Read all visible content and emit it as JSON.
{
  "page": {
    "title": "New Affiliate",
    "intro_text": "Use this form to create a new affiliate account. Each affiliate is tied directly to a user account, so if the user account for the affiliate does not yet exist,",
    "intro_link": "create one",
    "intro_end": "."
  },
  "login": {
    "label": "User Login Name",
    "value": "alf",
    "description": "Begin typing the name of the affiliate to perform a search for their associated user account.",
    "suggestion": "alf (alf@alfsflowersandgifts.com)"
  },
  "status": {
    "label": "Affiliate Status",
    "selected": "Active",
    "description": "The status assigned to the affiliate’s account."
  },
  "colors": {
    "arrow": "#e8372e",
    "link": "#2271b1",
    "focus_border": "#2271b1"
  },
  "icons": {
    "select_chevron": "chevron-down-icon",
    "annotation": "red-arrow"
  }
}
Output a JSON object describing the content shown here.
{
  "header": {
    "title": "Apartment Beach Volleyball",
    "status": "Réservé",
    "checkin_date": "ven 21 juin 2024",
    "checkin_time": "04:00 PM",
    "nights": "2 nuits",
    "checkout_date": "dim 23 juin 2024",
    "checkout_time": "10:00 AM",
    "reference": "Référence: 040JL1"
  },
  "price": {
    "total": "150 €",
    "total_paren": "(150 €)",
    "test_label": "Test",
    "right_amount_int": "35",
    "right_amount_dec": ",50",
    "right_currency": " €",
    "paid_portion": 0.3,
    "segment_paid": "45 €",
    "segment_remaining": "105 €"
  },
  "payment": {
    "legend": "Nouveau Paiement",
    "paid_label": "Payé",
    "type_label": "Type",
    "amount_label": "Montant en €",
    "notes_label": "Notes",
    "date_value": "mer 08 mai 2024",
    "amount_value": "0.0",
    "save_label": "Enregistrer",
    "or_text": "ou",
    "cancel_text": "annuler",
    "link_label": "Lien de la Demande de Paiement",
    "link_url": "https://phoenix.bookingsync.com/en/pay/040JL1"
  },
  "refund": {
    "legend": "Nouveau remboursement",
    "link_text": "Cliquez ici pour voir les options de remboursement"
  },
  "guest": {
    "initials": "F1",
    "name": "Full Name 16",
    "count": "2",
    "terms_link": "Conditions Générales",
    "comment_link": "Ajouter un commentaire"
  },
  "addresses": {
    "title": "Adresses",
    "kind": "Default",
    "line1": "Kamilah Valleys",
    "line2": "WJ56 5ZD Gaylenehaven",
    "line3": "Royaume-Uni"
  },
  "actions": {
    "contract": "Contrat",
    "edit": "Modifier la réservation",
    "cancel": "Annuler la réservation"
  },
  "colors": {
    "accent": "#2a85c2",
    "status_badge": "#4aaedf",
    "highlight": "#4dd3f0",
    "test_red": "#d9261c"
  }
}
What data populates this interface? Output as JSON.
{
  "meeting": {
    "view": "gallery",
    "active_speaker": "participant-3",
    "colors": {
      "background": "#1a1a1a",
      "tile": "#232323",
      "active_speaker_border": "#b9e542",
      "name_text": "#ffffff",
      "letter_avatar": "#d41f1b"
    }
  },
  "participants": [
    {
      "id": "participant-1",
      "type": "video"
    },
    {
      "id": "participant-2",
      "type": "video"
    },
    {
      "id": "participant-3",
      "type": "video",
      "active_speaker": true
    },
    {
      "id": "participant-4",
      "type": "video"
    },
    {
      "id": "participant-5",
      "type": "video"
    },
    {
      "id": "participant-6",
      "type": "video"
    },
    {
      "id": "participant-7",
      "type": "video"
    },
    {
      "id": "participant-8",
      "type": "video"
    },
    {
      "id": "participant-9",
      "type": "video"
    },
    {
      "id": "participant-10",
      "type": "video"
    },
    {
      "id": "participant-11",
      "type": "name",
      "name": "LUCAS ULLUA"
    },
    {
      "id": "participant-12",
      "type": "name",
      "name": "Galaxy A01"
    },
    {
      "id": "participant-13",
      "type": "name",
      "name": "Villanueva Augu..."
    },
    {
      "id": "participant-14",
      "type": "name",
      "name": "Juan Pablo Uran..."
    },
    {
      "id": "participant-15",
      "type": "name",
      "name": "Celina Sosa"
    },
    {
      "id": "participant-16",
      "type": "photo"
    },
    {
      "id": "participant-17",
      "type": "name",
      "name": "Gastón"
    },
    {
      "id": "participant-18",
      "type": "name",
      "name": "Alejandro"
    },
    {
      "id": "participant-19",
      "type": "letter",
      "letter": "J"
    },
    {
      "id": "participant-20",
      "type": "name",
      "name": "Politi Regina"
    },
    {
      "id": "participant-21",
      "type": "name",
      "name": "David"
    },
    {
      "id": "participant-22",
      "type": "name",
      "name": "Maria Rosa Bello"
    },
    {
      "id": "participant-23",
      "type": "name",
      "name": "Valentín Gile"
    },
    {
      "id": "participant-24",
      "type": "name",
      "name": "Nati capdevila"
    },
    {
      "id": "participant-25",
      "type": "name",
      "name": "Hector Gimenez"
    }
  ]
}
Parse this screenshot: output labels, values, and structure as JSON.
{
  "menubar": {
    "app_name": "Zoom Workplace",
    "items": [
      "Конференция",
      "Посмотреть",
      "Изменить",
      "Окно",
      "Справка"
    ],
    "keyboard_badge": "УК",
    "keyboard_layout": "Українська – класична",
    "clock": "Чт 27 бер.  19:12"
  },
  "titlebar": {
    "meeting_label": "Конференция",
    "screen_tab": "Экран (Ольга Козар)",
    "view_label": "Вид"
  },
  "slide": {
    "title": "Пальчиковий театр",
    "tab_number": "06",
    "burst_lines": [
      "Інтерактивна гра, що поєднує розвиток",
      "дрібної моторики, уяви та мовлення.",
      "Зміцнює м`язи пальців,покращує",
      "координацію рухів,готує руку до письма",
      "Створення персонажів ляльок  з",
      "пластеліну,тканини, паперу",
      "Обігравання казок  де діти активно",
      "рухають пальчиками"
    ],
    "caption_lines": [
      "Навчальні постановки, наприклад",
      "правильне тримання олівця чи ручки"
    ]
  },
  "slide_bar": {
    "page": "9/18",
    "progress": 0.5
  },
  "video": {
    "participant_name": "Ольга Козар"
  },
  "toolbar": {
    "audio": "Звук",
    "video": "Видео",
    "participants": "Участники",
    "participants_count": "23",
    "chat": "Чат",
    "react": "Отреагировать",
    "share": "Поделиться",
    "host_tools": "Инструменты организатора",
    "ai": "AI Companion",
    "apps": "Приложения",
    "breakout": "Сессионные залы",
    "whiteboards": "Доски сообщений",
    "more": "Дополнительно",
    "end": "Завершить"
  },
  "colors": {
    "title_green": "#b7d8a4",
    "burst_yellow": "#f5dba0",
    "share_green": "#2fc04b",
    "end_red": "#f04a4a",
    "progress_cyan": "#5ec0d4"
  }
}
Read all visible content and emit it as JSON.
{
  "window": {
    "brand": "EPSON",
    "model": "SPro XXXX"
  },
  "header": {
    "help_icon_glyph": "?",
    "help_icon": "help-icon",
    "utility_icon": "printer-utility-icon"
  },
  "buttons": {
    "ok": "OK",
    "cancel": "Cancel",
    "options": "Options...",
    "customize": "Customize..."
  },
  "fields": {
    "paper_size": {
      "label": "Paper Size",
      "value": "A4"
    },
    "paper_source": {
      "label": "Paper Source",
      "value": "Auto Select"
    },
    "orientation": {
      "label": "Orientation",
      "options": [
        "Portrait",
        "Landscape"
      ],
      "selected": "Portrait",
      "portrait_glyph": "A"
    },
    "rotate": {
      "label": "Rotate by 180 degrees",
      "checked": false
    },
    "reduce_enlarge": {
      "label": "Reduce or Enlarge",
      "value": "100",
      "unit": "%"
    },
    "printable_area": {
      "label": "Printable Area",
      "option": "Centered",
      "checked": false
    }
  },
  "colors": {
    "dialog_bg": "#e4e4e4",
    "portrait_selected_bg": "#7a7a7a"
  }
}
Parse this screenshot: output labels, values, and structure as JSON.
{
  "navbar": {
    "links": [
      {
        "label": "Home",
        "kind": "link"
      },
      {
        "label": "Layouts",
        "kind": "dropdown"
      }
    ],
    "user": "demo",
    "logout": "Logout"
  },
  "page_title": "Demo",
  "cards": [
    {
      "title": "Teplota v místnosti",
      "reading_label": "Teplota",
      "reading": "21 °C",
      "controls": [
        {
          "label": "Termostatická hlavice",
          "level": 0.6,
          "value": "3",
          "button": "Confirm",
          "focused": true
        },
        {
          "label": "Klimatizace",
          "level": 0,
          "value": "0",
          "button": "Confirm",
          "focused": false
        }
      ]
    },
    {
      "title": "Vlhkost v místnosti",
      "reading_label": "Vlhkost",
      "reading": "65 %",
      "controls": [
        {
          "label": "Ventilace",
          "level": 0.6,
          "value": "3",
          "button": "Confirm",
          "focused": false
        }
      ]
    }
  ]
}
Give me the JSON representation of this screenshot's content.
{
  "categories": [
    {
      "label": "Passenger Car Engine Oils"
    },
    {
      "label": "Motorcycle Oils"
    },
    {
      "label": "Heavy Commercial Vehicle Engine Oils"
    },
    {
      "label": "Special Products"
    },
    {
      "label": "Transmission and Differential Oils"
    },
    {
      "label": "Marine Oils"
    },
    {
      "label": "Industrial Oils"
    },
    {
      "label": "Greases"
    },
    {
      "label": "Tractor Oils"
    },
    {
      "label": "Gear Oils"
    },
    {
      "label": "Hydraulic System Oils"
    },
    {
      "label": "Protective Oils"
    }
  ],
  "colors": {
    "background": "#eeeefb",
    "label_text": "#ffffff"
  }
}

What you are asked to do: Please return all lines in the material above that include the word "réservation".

Answer space:
    "edit": "Modifier la réservation",
    "cancel": "Annuler la réservation"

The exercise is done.